ExplorOcean’s Director of Education, Wendy Marshall, Ed.D., will soon be roaming the sub-Arctic wilderness around Churchill, Manitoba, Canada, where polar bears congregate in carnivorous summer crowds almost like puppies at a dog park.
In the process of studying the northland’s climate-related changes as part of an environmental fellowship awarded by the international EarthWatch Institute, Wendy’s afraid that she might get bitten — not by bears or mosquitos, but “by the travel bug,” she said.
Travel and study in the less-trod locales of the world have been long-driving forces that coincide with her passion to teach, ever since having earned her BS in Sociology at UCLA in 1995.
Raising two children while “focusing on providing learning experiences in diverse settings, as well as building my educational credentials” has relegated travel to “next to nil,” Wendy admitted. This field experience will “launch a new era” in her life.
Prior to receiving her doctorate from USC in 2012, Wendy taught Bi-lingual Education, before entering the field of educational publishing, where she focused on producing learning materials to “help underrepresented children develop and realize their college dreams.”
Wendy’s STEM-based (Science, Technology, Engineering and Math), ocean-oriented programs at ExplorOcean attract more than 15,000 students annually from school districts throughout Orange County. She and her staff of teachers and volunteers have introduced Newport’s complex marine environment to many children who, educators and parents admit, had never before seen the ocean in person.
The first to admit that teachers should be perpetual learners, Wendy definitely will once again be the student during her intensive, two-week Canadian visit as she and her fellow fellows, in EarthWatch’s words, “establish an environmental monitoring program to collect baseline quantitative data on climate-related changes in northern ecosystems.”
Through labor-intensive efforts by a multitude of international teams throughout the year, this “people power makes it possible to collect large amounts of data in a relatively short period of time,” EarthWatch explained.
In addition to her desire to contribute to global knowledge, Wendy’s adventure requires copious amounts of dedication, as well as mosquito repellant, mosquito net head wear, sturdy rain gear, knee-high rubber boots or waders, pocketsful of Power Bars, a love for (or at least no aversion to) discomfort, constant attention to surroundings (read curious and hungry polar bears), and above-average physical conditioning.

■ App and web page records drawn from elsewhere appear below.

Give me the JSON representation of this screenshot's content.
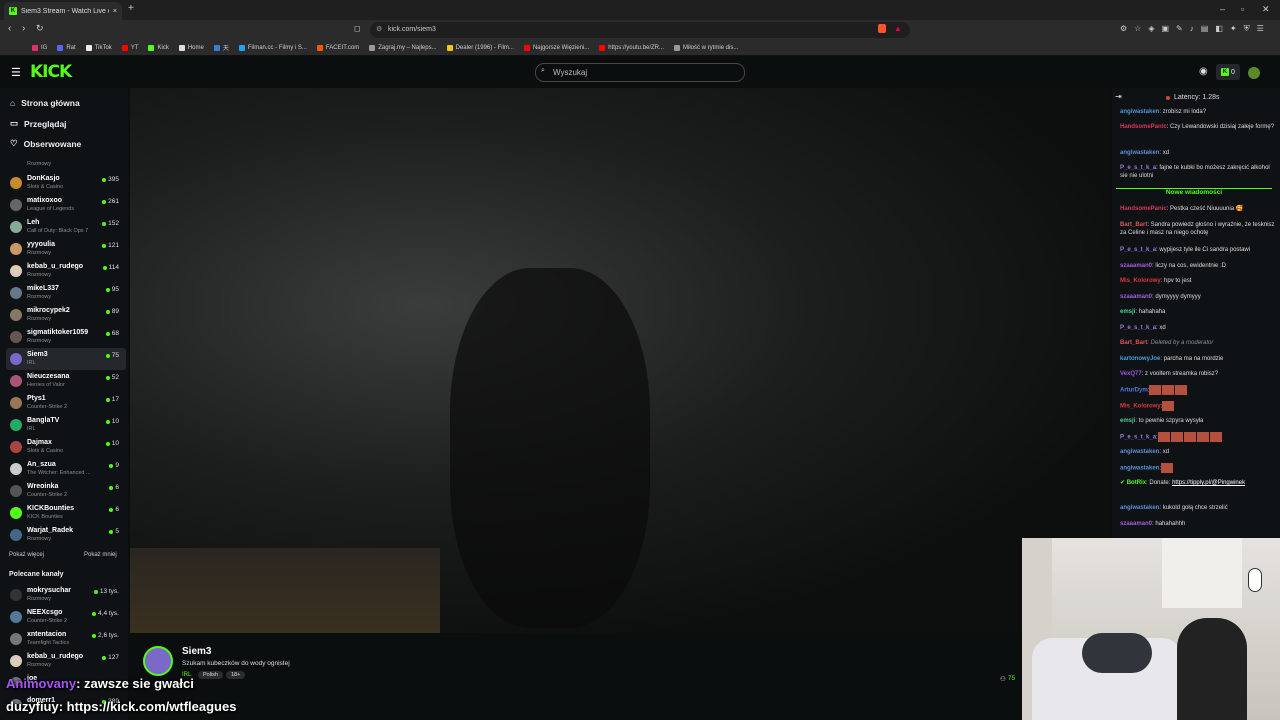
{
  "browser": {
    "tab_title": "Siem3 Stream - Watch Live o",
    "tab_close": "×",
    "new_tab": "+",
    "url": "kick.com/siem3",
    "bookmarks": [
      {
        "label": "IG",
        "color": "#e1306c"
      },
      {
        "label": "Rat",
        "color": "#5865f2"
      },
      {
        "label": "TikTok",
        "color": "#111"
      },
      {
        "label": "YT",
        "color": "#ff0000"
      },
      {
        "label": "Kick",
        "color": "#53fc18"
      },
      {
        "label": "Home",
        "color": "#000"
      },
      {
        "label": "天",
        "color": "#3a7bd5"
      },
      {
        "label": "Filman.cc - Filmy i S...",
        "color": "#1da1f2"
      },
      {
        "label": "FACEIT.com",
        "color": "#ff5500"
      },
      {
        "label": "Zagraj.my – Najleps...",
        "color": "#999"
      },
      {
        "label": "Dealer (1996) - Film...",
        "color": "#f5c518"
      },
      {
        "label": "Najgorsze Więzieni...",
        "color": "#ff0000"
      },
      {
        "label": "https://youtu.be/ZR...",
        "color": "#ff0000"
      },
      {
        "label": "Miłość w rytmie dis...",
        "color": "#999"
      }
    ]
  },
  "header": {
    "logo": "KICK",
    "search_placeholder": "Wyszukaj",
    "credits": "0"
  },
  "nav": {
    "home": "Strona główna",
    "browse": "Przeglądaj",
    "following": "Obserwowane"
  },
  "following_first_category": "Rozmowy",
  "channels": [
    {
      "name": "DonKasjo",
      "cat": "Slots & Casino",
      "viewers": "395",
      "color": "#c78b2c"
    },
    {
      "name": "matixoxoo",
      "cat": "League of Legends",
      "viewers": "261",
      "color": "#666"
    },
    {
      "name": "Leh",
      "cat": "Call of Duty: Black Ops 7",
      "viewers": "152",
      "color": "#8a9"
    },
    {
      "name": "yyyoulia",
      "cat": "Rozmowy",
      "viewers": "121",
      "color": "#c96"
    },
    {
      "name": "kebab_u_rudego",
      "cat": "Rozmowy",
      "viewers": "114",
      "color": "#dcb"
    },
    {
      "name": "mikeL337",
      "cat": "Rozmowy",
      "viewers": "95",
      "color": "#678"
    },
    {
      "name": "mikrocypek2",
      "cat": "Rozmowy",
      "viewers": "89",
      "color": "#876"
    },
    {
      "name": "sigmatiktoker1059",
      "cat": "Rozmowy",
      "viewers": "68",
      "color": "#655"
    },
    {
      "name": "Siem3",
      "cat": "IRL",
      "viewers": "75",
      "color": "#7b68c9"
    },
    {
      "name": "Nieuczesana",
      "cat": "Heroes of Valor",
      "viewers": "52",
      "color": "#a57"
    },
    {
      "name": "Ptys1",
      "cat": "Counter-Strike 2",
      "viewers": "17",
      "color": "#975"
    },
    {
      "name": "BanglaTV",
      "cat": "IRL",
      "viewers": "10",
      "color": "#2a6"
    },
    {
      "name": "Dajmax",
      "cat": "Slots & Casino",
      "viewers": "10",
      "color": "#a44"
    },
    {
      "name": "An_szua",
      "cat": "The Witcher: Enhanced ...",
      "viewers": "9",
      "color": "#ccc"
    },
    {
      "name": "Wreoinka",
      "cat": "Counter-Strike 2",
      "viewers": "6",
      "color": "#555"
    },
    {
      "name": "KICKBounties",
      "cat": "KICK Bounties",
      "viewers": "6",
      "color": "#53fc18"
    },
    {
      "name": "Warjat_Radek",
      "cat": "Rozmowy",
      "viewers": "5",
      "color": "#468"
    }
  ],
  "show_more": "Pokaż więcej",
  "show_less": "Pokaż mniej",
  "recommended_title": "Polecane kanały",
  "recommended": [
    {
      "name": "mokrysuchar",
      "cat": "Rozmowy",
      "viewers": "13 tys.",
      "color": "#333"
    },
    {
      "name": "NEEXcsgo",
      "cat": "Counter-Strike 2",
      "viewers": "4,4 tys.",
      "color": "#579"
    },
    {
      "name": "xntentacion",
      "cat": "Teamfight Tactics",
      "viewers": "2,6 tys.",
      "color": "#777"
    },
    {
      "name": "kebab_u_rudego",
      "cat": "Rozmowy",
      "viewers": "127",
      "color": "#dcb"
    },
    {
      "name": "joe",
      "cat": "",
      "viewers": "",
      "color": "#777"
    },
    {
      "name": "domerr1",
      "cat": "",
      "viewers": "389",
      "color": "#777"
    }
  ],
  "stream": {
    "streamer": "Siem3",
    "title": "Szukam kubeczków do wody ognistej",
    "category": "IRL",
    "tags": [
      "Polish",
      "18+"
    ],
    "viewers": "75"
  },
  "chat": {
    "latency": "Latency: 1.28s",
    "new_messages": "Nowe wiadomości",
    "messages": [
      {
        "user": "angiwastaken",
        "text": ": zrobisz mi loda?",
        "color": "#5b8fd8"
      },
      {
        "user": "HandsomePanic",
        "text": ": Czy Lewandowski dzisiaj załeje formę?",
        "color": "#d8365b"
      },
      {
        "user": "angiwastaken",
        "text": ": xd",
        "color": "#5b8fd8"
      },
      {
        "user": "P_e_s_t_k_a",
        "text": ": fajne te kubki bo możesz zakręcić alkohol sie nie ulotni",
        "color": "#9b7be0"
      },
      {
        "user": "HandsomePanic",
        "text": ": Pestka cześć Niuuuunia 🥰",
        "color": "#d8365b"
      },
      {
        "user": "Bart_Bart",
        "text": ": Sandra powiedz głośno i wyraźnie, że tesknisz za Celine i masz na niego ochotę",
        "color": "#e0565b"
      },
      {
        "user": "P_e_s_t_k_a",
        "text": ": wypijesz tyle ile Ci sandra postawi",
        "color": "#9b7be0"
      },
      {
        "user": "szaaaman0",
        "text": ": liczy na cos, ewidentnie :D",
        "color": "#a35ee0"
      },
      {
        "user": "Mis_Kolorowy",
        "text": ": hpv to jest",
        "color": "#d83b3b"
      },
      {
        "user": "szaaaman0",
        "text": ": dymyyyy dymyyy",
        "color": "#a35ee0"
      },
      {
        "user": "emsji",
        "text": ": hahahaha",
        "color": "#4ccf9b"
      },
      {
        "user": "P_e_s_t_k_a",
        "text": ": xd",
        "color": "#9b7be0"
      },
      {
        "user": "Bart_Bart",
        "text": ": Deleted by a moderator",
        "color": "#e0565b"
      },
      {
        "user": "kartonowyJoe",
        "text": ": parcha ma na mordzie",
        "color": "#4e9de0"
      },
      {
        "user": "VexQ77",
        "text": ": z vooltem streamka robisz?",
        "color": "#9c59e0"
      },
      {
        "user": "ArturDym",
        "text": ":",
        "color": "#4e7de0"
      },
      {
        "user": "Mis_Kolorowy",
        "text": ":",
        "color": "#d83b3b"
      },
      {
        "user": "emsji",
        "text": ": to pewnie szpyra wysyła",
        "color": "#4ccf9b"
      },
      {
        "user": "P_e_s_t_k_a",
        "text": ":",
        "color": "#9b7be0"
      },
      {
        "user": "angiwastaken",
        "text": ": xd",
        "color": "#5b8fd8"
      },
      {
        "user": "angiwastaken",
        "text": ":",
        "color": "#5b8fd8"
      },
      {
        "user": "BotRix",
        "text": ": Donate: ",
        "color": "#53fc18"
      },
      {
        "user": "angiwastaken",
        "text": ": kukold gołą chce strzelić",
        "color": "#5b8fd8"
      },
      {
        "user": "szaaaman0",
        "text": ": hahahahhh",
        "color": "#a35ee0"
      }
    ],
    "botrix_link": "https://tipply.pl/@Pingwinek"
  },
  "overlay": [
    {
      "user": "Animovany",
      "text": ": zawsze sie gwałci",
      "color": "#a855f7"
    },
    {
      "user": "duzyfiuy",
      "text": ": https://kick.com/wtfleagues",
      "color": "#ffffff"
    }
  ]
}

Although she still has to purchase some of the robust protective clothing and equipment requisite for a stint in those wilds, Wendy’s conditioning is champion-class. Not only does she ride her old, three-speed bike 16-miles to work and back home to Huntington Beach at least three times weekly, but she is a frequent runner of marathon distances whose superb conditioning will at least assure a healthy lead over her coworkers should a polar bear wander on-scene. Fortunately, EarthWatch provides appropriately armed monitors at each study site.
Wendy and her nine-person squad will focus on the isolated wetlands bordering Hudson’s Bay, and assist fulltime scientists in both field and lab research as they study snowpack, permafrost and soil; the occurrence of vascular plants, lichens and mosses, wetland water quality, amphibian tadpole metamorphosis and annual growth rings of trees.
“A global perspective is very important,” Wendy said. “What happens up there affects us all, and may serve as a predictor of what may happen here in our own wetlands.”
It has been confirmed that there is pronounced changed related to climate in the arctic region. “What I hope to understand is to what extent that can be a predictor of what may transpire down here,” she said.
“My goal (as an educator) is to share information about our discoveries, then tie those results into what we know about Newport’s local marine environment,” she said. “I’ll study how people study, and how field research related to climate change in a wetland environment is conducted – then include that into ExplorOcean’s educational programs to help students along their career pathways.”
Wendy will be spending the Fourth of July in some of the world’s wildest wetlands. Any fireworks heard there probably will be the cusses from those who forgot to apply sufficient mosquito repellent at the start of the day.